EXERCISE DESCRIPTION → In the data below, which lines hold the word "icon"? Copy them.

MATERIAL FOR THE TASK →
**********
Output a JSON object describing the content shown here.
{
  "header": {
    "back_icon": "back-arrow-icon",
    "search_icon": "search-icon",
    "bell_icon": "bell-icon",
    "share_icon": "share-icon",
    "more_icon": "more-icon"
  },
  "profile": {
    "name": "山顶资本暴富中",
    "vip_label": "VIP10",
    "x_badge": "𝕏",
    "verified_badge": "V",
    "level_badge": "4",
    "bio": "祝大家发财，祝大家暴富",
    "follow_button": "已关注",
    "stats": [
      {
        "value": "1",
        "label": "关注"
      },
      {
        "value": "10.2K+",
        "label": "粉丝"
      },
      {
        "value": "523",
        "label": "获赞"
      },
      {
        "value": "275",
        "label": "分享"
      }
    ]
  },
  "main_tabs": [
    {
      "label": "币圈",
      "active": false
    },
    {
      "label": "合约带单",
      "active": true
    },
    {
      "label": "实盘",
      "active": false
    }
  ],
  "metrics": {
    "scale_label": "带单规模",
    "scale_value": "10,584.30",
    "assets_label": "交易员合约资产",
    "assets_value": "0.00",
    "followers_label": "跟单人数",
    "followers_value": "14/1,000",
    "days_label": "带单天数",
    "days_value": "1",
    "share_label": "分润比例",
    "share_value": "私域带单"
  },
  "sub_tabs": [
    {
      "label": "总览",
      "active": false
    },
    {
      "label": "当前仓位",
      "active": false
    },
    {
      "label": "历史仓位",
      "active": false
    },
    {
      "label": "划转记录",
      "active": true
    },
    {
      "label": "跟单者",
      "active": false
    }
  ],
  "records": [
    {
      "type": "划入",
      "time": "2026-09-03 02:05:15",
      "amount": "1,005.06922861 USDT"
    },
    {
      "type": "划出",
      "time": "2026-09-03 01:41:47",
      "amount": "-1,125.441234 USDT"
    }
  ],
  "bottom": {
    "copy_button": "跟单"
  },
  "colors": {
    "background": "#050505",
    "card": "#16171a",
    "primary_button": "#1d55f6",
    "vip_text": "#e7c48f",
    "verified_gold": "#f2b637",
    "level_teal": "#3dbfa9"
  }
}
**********
SOLUTION FOR THIS EXERCISE →
    "back_icon": "back-arrow-icon",
    "search_icon": "search-icon",
    "bell_icon": "bell-icon",
    "share_icon": "share-icon",
    "more_icon": "more-icon"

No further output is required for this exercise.